Once again the vulnerability of global financial institutions is illuminated by the operations of a single individual. Today's announcement of EUR5 billion in losses at SocGen adds to an ever-expanding list of Nick-Leeson style trading debacles - Chinese
metals trader Liu Qibing's
copper loss of $100 million, a Mizuho broker's sale of 610,000 shares of J-Com for 1 yen, Allfirst currency trader John Rusnak's
$691 million loss.
Whenever these events occur it conjures up an even greater anxiety - sabotage. We see the damage caused by simple incompetence and mismanagement. International financial markets are more vulnerable than ever to the influence of a single actor or group of
actors acting within the financial establishment to bring down a particular institution or destabilize global markets. While no evidence exists that this has ever occurred, that high-profile financial debacles occur with alarming regularity certainly raises
the question of whether it could.
In August, 2004, the U.S. Secret Service published "Illicit Cyber Activity in the Banking and Finance Sector," a report detailing the threat posed by the so-called "rogue insider" to financial

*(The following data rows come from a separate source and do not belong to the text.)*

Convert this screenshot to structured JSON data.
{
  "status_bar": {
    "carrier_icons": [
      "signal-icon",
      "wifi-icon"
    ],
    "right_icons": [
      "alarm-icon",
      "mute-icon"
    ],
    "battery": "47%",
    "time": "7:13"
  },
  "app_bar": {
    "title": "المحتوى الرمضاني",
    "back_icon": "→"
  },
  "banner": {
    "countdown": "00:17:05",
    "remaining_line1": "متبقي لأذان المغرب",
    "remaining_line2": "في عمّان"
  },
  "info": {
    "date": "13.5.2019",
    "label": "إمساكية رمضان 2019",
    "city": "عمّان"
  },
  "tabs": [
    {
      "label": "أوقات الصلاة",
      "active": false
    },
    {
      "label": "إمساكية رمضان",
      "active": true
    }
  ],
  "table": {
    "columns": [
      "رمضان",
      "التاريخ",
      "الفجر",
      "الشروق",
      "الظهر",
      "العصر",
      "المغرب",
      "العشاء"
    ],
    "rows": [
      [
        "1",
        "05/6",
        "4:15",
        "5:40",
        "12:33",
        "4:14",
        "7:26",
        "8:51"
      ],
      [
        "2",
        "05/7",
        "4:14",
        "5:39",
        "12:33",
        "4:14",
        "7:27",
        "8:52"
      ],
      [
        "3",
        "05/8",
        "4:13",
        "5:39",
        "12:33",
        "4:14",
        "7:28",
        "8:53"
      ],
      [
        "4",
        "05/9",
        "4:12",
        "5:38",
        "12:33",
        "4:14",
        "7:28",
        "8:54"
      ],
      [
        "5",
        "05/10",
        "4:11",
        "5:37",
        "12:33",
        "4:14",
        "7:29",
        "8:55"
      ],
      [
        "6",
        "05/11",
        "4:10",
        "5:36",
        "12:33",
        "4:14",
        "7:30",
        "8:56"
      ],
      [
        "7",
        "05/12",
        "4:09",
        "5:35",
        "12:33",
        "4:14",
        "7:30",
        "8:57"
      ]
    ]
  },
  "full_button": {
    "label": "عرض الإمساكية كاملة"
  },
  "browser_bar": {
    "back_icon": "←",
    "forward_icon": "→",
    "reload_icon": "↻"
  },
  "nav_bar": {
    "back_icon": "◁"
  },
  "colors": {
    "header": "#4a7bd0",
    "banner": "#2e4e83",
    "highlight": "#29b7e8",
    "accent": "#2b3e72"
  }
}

institutions and, by extension, the financial system generally. The Secret Service concluded that the threat posed by rogue insiders is even greater than previously thought based on the fact that, historically, insider attacks have come from a broad spectrum
of individuals with relatively modest access and technological skills. Most startling perhaps of all the report's conclusions is that the success of insider operations depended not so much on technological skills, but on skillful exploitation of existing or
in some cases nonexistent supervisory procedures.